Entries shown —
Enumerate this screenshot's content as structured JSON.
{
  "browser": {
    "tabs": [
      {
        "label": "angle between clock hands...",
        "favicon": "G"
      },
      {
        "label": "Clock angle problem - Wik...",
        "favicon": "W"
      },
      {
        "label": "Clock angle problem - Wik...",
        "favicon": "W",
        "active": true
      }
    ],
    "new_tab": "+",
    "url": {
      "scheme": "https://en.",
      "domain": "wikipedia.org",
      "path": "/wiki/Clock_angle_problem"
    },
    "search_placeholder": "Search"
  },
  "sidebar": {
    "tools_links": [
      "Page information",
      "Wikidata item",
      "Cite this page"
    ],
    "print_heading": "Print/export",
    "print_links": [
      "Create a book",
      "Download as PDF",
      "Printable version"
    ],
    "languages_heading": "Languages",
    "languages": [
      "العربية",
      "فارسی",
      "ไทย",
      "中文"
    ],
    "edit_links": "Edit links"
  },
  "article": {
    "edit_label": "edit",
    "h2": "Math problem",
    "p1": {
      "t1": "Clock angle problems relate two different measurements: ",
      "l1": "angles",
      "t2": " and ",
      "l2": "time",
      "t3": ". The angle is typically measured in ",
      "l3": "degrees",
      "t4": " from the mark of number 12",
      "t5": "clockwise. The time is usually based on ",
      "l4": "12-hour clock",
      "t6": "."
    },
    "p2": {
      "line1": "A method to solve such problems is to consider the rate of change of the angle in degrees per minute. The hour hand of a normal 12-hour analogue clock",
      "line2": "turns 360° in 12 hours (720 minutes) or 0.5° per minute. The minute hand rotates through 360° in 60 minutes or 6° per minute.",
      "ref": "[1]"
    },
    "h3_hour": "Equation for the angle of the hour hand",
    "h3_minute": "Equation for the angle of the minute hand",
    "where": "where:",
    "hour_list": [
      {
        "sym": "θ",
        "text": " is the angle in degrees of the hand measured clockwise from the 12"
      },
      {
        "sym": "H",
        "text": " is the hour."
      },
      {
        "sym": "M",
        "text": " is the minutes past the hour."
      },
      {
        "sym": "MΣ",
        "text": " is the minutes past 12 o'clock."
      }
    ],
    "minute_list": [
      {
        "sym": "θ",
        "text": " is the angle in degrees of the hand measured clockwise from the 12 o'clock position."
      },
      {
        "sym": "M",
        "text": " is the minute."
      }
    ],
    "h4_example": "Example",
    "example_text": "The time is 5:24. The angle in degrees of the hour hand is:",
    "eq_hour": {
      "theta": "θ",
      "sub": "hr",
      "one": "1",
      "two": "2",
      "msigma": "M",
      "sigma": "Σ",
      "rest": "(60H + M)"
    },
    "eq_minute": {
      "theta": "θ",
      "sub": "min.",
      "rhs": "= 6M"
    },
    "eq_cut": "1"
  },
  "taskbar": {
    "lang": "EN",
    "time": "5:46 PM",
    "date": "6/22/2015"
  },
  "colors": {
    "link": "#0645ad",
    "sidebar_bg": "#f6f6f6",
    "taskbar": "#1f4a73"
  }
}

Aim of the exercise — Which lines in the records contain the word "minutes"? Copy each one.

Answer below —
      "line2": "turns 360° in 12 hours (720 minutes) or 0.5° per minute. The minute hand rotates through 360° in 60 minutes or 6° per minute.",
        "text": " is the minutes past the hour."
        "text": " is the minutes past 12 o'clock."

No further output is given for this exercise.